Continuing many of the projects started by Yaros, plus creating and executing a new digital rights management initiative is a lot to juggle for any new CIO—especially as SPE continues to market and distribute content globally. Hendler acknowledges the load. "Like most entertainment companies, we are involved in a variety of global businesses, from motion pictures to television to digital initiatives, each in different stages of maturity and each with a unique set of technology challenges," he says.

Yet as digital media evolves, Stubbs, Hendler and their peers at other studios believe it will lay a foundation for the digital distribution of tomorrow. Theaters one day will stream digital movies onto screens, leaving old-fashioned film reels to gather dust. Consumers will order Sony movies delivered digitally to their home on-demand rather than running down to a video rental store.

And sitting in the center ring, coordinating it all, will be the information technology that Hollywood executives once relegated to the back room. Technology "is bringing information back to people who have the judgment and the understanding to make the call," Stubbs says. "I think the next three to five years are going to be very interesting."

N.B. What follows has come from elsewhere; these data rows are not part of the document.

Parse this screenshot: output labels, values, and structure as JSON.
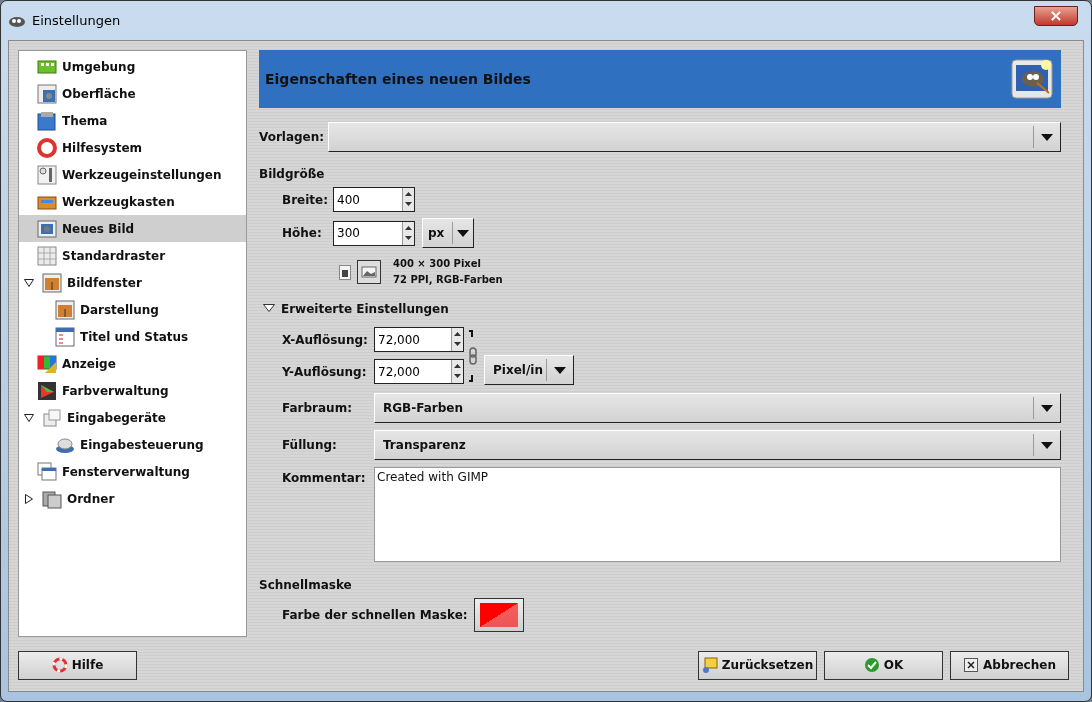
{
  "window": {
    "title": "Einstellungen",
    "close_symbol": "×"
  },
  "sidebar": {
    "items": [
      {
        "label": "Umgebung",
        "selected": false
      },
      {
        "label": "Oberfläche",
        "selected": false
      },
      {
        "label": "Thema",
        "selected": false
      },
      {
        "label": "Hilfesystem",
        "selected": false
      },
      {
        "label": "Werkzeugeinstellungen",
        "selected": false
      },
      {
        "label": "Werkzeugkasten",
        "selected": false
      },
      {
        "label": "Neues Bild",
        "selected": true
      },
      {
        "label": "Standardraster",
        "selected": false
      },
      {
        "label": "Bildfenster",
        "selected": false,
        "expanded": true,
        "children": [
          {
            "label": "Darstellung",
            "selected": false
          },
          {
            "label": "Titel und Status",
            "selected": false
          }
        ]
      },
      {
        "label": "Anzeige",
        "selected": false
      },
      {
        "label": "Farbverwaltung",
        "selected": false
      },
      {
        "label": "Eingabegeräte",
        "selected": false,
        "expanded": true,
        "children": [
          {
            "label": "Eingabesteuerung",
            "selected": false
          }
        ]
      },
      {
        "label": "Fensterverwaltung",
        "selected": false
      },
      {
        "label": "Ordner",
        "selected": false,
        "expanded": false
      }
    ]
  },
  "page": {
    "title": "Eigenschaften eines neuen Bildes",
    "templates": {
      "label": "Vorlagen:"
    },
    "image_size": {
      "heading": "Bildgröße",
      "width": {
        "label": "Breite:",
        "value": "400"
      },
      "height": {
        "label": "Höhe:",
        "value": "300"
      },
      "unit": "px",
      "info_lines": [
        "400 × 300 Pixel",
        "72 PPI, RGB-Farben"
      ]
    },
    "advanced": {
      "label": "Erweiterte Einstellungen",
      "expanded": true,
      "x_resolution": {
        "label": "X-Auflösung:",
        "value": "72,000"
      },
      "y_resolution": {
        "label": "Y-Auflösung:",
        "value": "72,000"
      },
      "resolution_unit": "Pixel/in",
      "color_space": {
        "label": "Farbraum:",
        "value": "RGB-Farben"
      },
      "fill": {
        "label": "Füllung:",
        "value": "Transparenz"
      },
      "comment": {
        "label": "Kommentar:",
        "value": "Created with GIMP"
      }
    },
    "quick_mask": {
      "heading": "Schnellmaske",
      "label": "Farbe der schnellen Maske:",
      "color": "#ff0000"
    }
  },
  "buttons": [
    {
      "kind": "help",
      "label": "Hilfe"
    },
    {
      "kind": "reset",
      "label": "Zurücksetzen"
    },
    {
      "kind": "ok",
      "label": "OK"
    },
    {
      "kind": "cancel",
      "label": "Abbrechen"
    }
  ]
}
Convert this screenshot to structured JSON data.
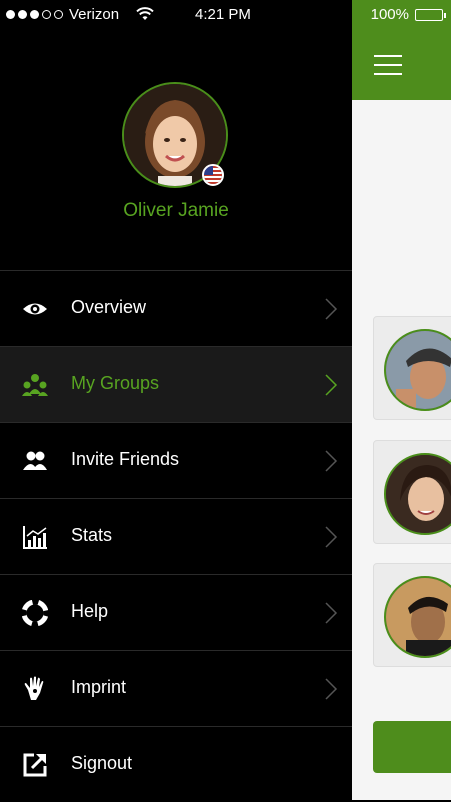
{
  "status_bar": {
    "carrier": "Verizon",
    "time": "4:21 PM",
    "battery": "100%",
    "signal_bars_filled": 3,
    "signal_bars_total": 5
  },
  "profile": {
    "name": "Oliver Jamie",
    "flag_icon": "us-flag-icon"
  },
  "menu": [
    {
      "label": "Overview",
      "icon": "eye-icon"
    },
    {
      "label": "My Groups",
      "icon": "groups-icon",
      "active": true
    },
    {
      "label": "Invite Friends",
      "icon": "friends-icon"
    },
    {
      "label": "Stats",
      "icon": "stats-icon"
    },
    {
      "label": "Help",
      "icon": "lifebuoy-icon"
    },
    {
      "label": "Imprint",
      "icon": "hand-icon"
    },
    {
      "label": "Signout",
      "icon": "external-link-icon"
    }
  ],
  "colors": {
    "accent": "#58a421",
    "topbar": "#4e8d1c",
    "drawer_bg": "#000000",
    "active_row_bg": "#1a1a1a"
  }
}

It Goes Hollywood
How Sony Pictures Entertainment is using IT to cut costs and boost marketing and distribution efficiency:


  • Execs had little control over U.S. movie houses and distribution deals
  • SPE now knows faster what's a flop or a hit; more and better info means fatter deals and lower costs

  • Execs mostly guessed what foreign theaters might want, and for how long
  • SPE now has actual data to better target films, negotiate tougher deals and boost revenue per film

  • Rivals' distribution schedules and SPE marketing deals were poorly communicated
  • Execs now have a single, comprehensive view of release dates, to better coordinate marketing projects at home and abroad

    Chargeback Management System

  • SPE execs couldn't always tell if retailers were claiming too much credit for returned Sony movie DVDs and VHS tapes
  • Now, Sony matches each retailer's returned shipment against its own original invoices, for more accurate billings

    Janet Rae-Dupree has covered technology and science in Silicon Valley for a number of publications, including U.S. News & World Report, BusinessWeek and the San Jose Mercury News. Please send comments on this story to editors@cioinsight-ziffdavis.com.


    Managing Intellectual Assets in the Digital Age
    By Jeffery H. Matsuura Artech House, 2003
    Digital Rights Management: Business and Technology
    By William Rosenblatt, William Trippe and Stephen Mooney John Wiley & Sons Inc., 2001

    "Studios Moving to Block Piracy of Films Online"
    By John Schwartz The New York Times, Sept. 25, 2003
    "Water from Stone: Digital Asset Management"
    By Debra D'Agostino CIO Insight, May 2003

  • This article was originally published on 10-01-2003